But it also emerged because of a real need to recreate decorative art, simply because there had been none since the beginning of the century. In the Ancien Régime, before the French Revolution, decorative art had flourished gloriously. Everything from people’s clothing and weapons, to bellows, chimney backs, and drinking cups, had its own design and beauty. But the nineteenth-century Bourgeois capitalism had concerned itself with little other than function and utility; ornament, finishing touches, elegance, and beauty were superfluous.
The definitive trends capable of producing a new art would not materialize until the 1889 Universal Exposition in Paris celebrating the centennial of the French Revolution. The examples offered by the 1889 Universal Exposition quickly bore fruit; everything was culminating into a decorative revolution. Free from the prejudice of high art, artists sought new expressions to represent their age.
The phrase "Art Nouveau" comes from Siegfried Bing's 1895-opened L'Art Nouveau ("The New Art") store in Paris.
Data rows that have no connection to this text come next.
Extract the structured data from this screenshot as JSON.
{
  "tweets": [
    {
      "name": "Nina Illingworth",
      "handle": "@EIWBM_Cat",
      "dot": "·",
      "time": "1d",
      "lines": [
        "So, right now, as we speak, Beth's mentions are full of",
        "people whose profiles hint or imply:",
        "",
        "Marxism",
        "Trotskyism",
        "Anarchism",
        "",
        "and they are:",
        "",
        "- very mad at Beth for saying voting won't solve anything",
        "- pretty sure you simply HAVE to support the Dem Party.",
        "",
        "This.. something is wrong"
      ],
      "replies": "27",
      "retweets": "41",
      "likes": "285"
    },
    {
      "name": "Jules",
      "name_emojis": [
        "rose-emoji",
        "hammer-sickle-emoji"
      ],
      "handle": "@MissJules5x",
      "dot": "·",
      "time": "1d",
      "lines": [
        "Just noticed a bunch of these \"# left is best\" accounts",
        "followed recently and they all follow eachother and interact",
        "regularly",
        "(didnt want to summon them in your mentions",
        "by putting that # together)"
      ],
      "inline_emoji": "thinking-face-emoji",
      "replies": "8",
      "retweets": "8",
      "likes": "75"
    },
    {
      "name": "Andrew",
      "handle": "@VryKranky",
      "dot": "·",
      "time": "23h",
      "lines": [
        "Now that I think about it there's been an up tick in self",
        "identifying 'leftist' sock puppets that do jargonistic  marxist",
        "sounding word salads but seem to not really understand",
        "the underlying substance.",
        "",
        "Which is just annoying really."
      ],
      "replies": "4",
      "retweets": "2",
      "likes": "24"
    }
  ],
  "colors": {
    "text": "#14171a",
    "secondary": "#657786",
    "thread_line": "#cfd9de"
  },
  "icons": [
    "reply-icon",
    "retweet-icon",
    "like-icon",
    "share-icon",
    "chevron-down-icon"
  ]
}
Bing sold outstanding pieces created in this style by many of the most well-known designers.
Art Nouveau reached its apogee in the 1900 Universal Exposition where several defining works were exhibited by the artistes of France, England, and Belgium among others. Art Nouveau style was particularly associated with France, where it was referred to as Le Style Métro and Style Jules Verne, respectively. It was known as Style nouille or Style coup de fouet in Belgium. It was known as Jugendstil in Germany, after the well-known publication Die Jugend. In Italy, it was named Arte Nuova.
The Transition in Style
Two forces drove the transformed design scene in Art Nouveau: a reaction against the prevalent taste for academic historical art of the 19th century; and the rediscovery of the arts of Asia—in particular Japan. Machine-produced pastiches of historical styles were shunned in favor of new designs that derived forms and decorative motifs from nature and fantasy.
Art Nouveau was therefore organic in style. It has undulating lines and fluid curved forms, a sense of dynamism and movement, asymmetrical shapes, symbolism, material contrasts, mosaic, and the use of modern materials like curved/stained glass exposed iron, etc.
It also drew inspiration from aspects of Japanese art ("Japonism"), which flooded western markets after commercial rights were established with Japan in the 1860s, primarily in the form of prints.
Art Nouveau is also described to have a feminine character. Women, as a subject for admiration, representation and decoration, assumed a prominent position in this art. Women were depicted in a highly idealized state, as they would have been liked in that era.
Alphonse Mucha’s “Daydream”
After 1910, the Art Nouveau movement started to feel out of date and was replaced by other trends like Art Deco. Following a number of notable exhibitions, there was a resurgence of interest in Art Nouveau design in the 1960s. Pop art and the psychedelic movement both used elements of the style. The flamboyant organic lines of Art Nouveau were resurrected as a new psychedelic style in clothing, typography, and commercial advertising, as well as on the covers of rock and pop albums. Examples include natural imagery like butterflies, earthy colors, and free-form lettering.Written by Prachi Rautela